Film-maker Atom Egoyan has weighed in on the Toronto International Film Festival’s (TIFF) Tel Aviv sidebar dispute claiming the protestors have failed to substantiate their charge that the Israeli government interfered with TIFF’s programming.

Led by Toronto-based film-maker John Greyson, the so-called Toronto Declaration accuses TIFF of allowing itself to be co-opted by the state of Israel by programming its City To City sidebar on Tel Aviv to take the spotlight off the Israel/Palestine situation. TIFF has strongly rejected the charge.

Egoyan said any controversy and discussion “should come from the films and the film-makers. Questions of national history and identity must be presented and discussed.”

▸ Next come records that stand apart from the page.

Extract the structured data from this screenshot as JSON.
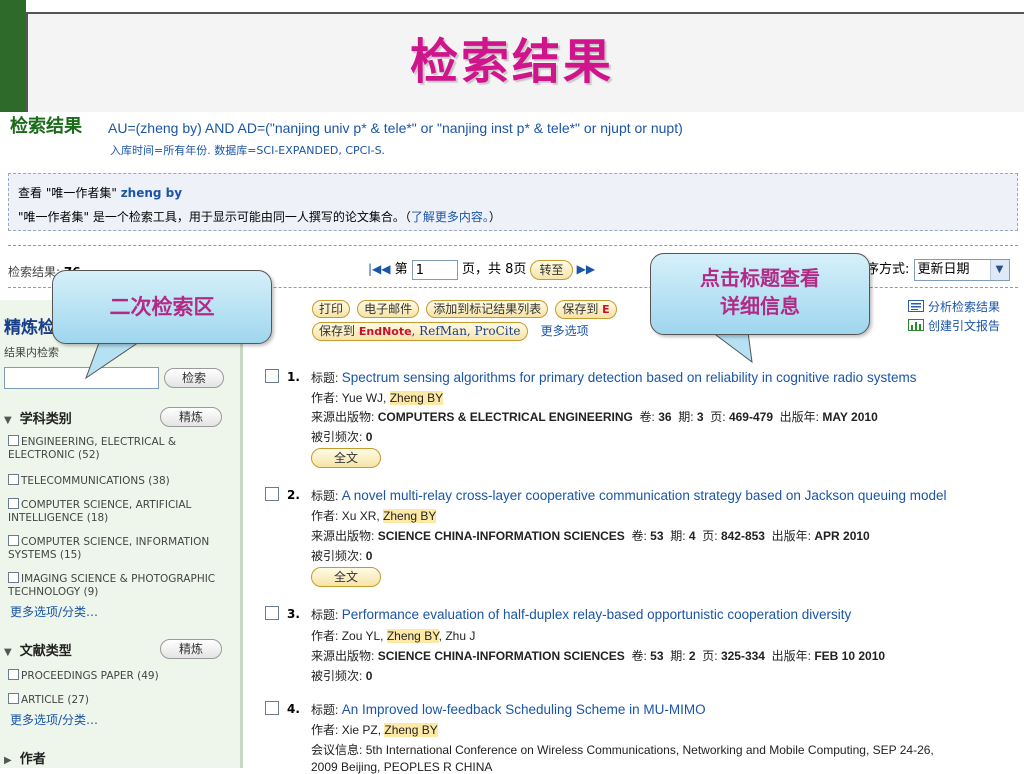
{
  "slide": {
    "title": "检索结果"
  },
  "query": {
    "heading": "检索结果",
    "expression": "AU=(zheng by) AND AD=(\"nanjing univ p* & tele*\" or \"nanjing inst p* & tele*\" or njupt or nupt)",
    "meta": "入库时间=所有年份. 数据库=SCI-EXPANDED, CPCI-S."
  },
  "info_box": {
    "line1_prefix": "查看 \"唯一作者集\"",
    "line1_author": "zheng by",
    "line2_text": "\"唯一作者集\" 是一个检索工具，用于显示可能由同一人撰写的论文集合。（",
    "line2_link": "了解更多内容。",
    "line2_suffix": "）"
  },
  "pager": {
    "count_label": "检索结果:",
    "count_value": "76",
    "first_icon": "|◀◀",
    "page_prefix": "第",
    "page_value": "1",
    "page_suffix": "页，共 8页",
    "go_label": "转至",
    "next_icon": "▶▶"
  },
  "sort": {
    "label": "序方式:",
    "value": "更新日期"
  },
  "sidebar": {
    "title": "精炼检",
    "within_label": "结果内检索",
    "search_button": "检索",
    "subject": {
      "heading": "学科类别",
      "refine_button": "精炼",
      "items": [
        "ENGINEERING, ELECTRICAL & ELECTRONIC (52)",
        "TELECOMMUNICATIONS (38)",
        "COMPUTER SCIENCE, ARTIFICIAL INTELLIGENCE (18)",
        "COMPUTER SCIENCE, INFORMATION SYSTEMS (15)",
        "IMAGING SCIENCE & PHOTOGRAPHIC TECHNOLOGY (9)"
      ],
      "more": "更多选项/分类…"
    },
    "doctype": {
      "heading": "文献类型",
      "refine_button": "精炼",
      "items": [
        "PROCEEDINGS PAPER (49)",
        "ARTICLE (27)"
      ],
      "more": "更多选项/分类…"
    },
    "author": {
      "heading": "作者"
    }
  },
  "toolbar": {
    "print": "打印",
    "email": "电子邮件",
    "add_to_list": "添加到标记结果列表",
    "save_to": "保存到",
    "save_to_e": "E",
    "save_to2": "保存到",
    "endnote": "EndNote",
    "refman": ", RefMan, ProCite",
    "more_options": "更多选项",
    "analyze": "分析检索结果",
    "citation_report": "创建引文报告"
  },
  "results": [
    {
      "num": "1.",
      "title_label": "标题:",
      "title": "Spectrum sensing algorithms for primary detection based on reliability in cognitive radio systems",
      "author_label": "作者:",
      "authors_pre": "Yue WJ, ",
      "author_hl": "Zheng BY",
      "authors_post": "",
      "source_label": "来源出版物:",
      "source": "COMPUTERS & ELECTRICAL ENGINEERING",
      "vol_label": "卷:",
      "vol": "36",
      "issue_label": "期:",
      "issue": "3",
      "pages_label": "页:",
      "pages": "469-479",
      "year_label": "出版年:",
      "year": "MAY 2010",
      "cited_label": "被引频次:",
      "cited": "0",
      "fulltext": "全文"
    },
    {
      "num": "2.",
      "title_label": "标题:",
      "title": "A novel multi-relay cross-layer cooperative communication strategy based on Jackson queuing model",
      "author_label": "作者:",
      "authors_pre": "Xu XR, ",
      "author_hl": "Zheng BY",
      "authors_post": "",
      "source_label": "来源出版物:",
      "source": "SCIENCE CHINA-INFORMATION SCIENCES",
      "vol_label": "卷:",
      "vol": "53",
      "issue_label": "期:",
      "issue": "4",
      "pages_label": "页:",
      "pages": "842-853",
      "year_label": "出版年:",
      "year": "APR 2010",
      "cited_label": "被引频次:",
      "cited": "0",
      "fulltext": "全文"
    },
    {
      "num": "3.",
      "title_label": "标题:",
      "title": "Performance evaluation of half-duplex relay-based opportunistic cooperation diversity",
      "author_label": "作者:",
      "authors_pre": "Zou YL, ",
      "author_hl": "Zheng BY",
      "authors_post": ", Zhu J",
      "source_label": "来源出版物:",
      "source": "SCIENCE CHINA-INFORMATION SCIENCES",
      "vol_label": "卷:",
      "vol": "53",
      "issue_label": "期:",
      "issue": "2",
      "pages_label": "页:",
      "pages": "325-334",
      "year_label": "出版年:",
      "year": "FEB 10 2010",
      "cited_label": "被引频次:",
      "cited": "0"
    },
    {
      "num": "4.",
      "title_label": "标题:",
      "title": "An Improved low-feedback Scheduling Scheme in MU-MIMO",
      "author_label": "作者:",
      "authors_pre": "Xie PZ, ",
      "author_hl": "Zheng BY",
      "conf_label": "会议信息:",
      "conf": "5th International Conference on Wireless Communications, Networking and Mobile Computing, SEP 24-26,",
      "conf2": "2009 Beijing, PEOPLES R CHINA"
    }
  ],
  "callouts": {
    "refine_area": "二次检索区",
    "click_title_1": "点击标题查看",
    "click_title_2": "详细信息"
  }
}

He has direct experience of similar controversy: he and his film Ararat were impugned by Turkish nationalists for its representation of the Armenian genocide.

“I have watched in dismay as many of my colleagues have signed this open letter,” Egoyan wrote.

Egoyan questioned if the Declaration’s signatories, who include British film-maker Ken Loach and writer Naomi Klein, are aware of the numerous Arab and Palestinian films programmed at TIFF 2009. It should be noted one of the more prominent signatories, Jane Fonda, has since reversed her decision.

In a statement posted on TIFF’s website yesterday, TIFF co-directors Piers Handling and Cameron Bailey noted that the original Declaration had not called for a boycott of TIFF. Regardless, one feature film, Heliopolis by Kuwaiti director Ahmad Abdalla, was withdrawn as a direct result. They wrote: “It is unfortunate that the producers have decided to take this action, independent of the original disagreement that sparked the Declaration.”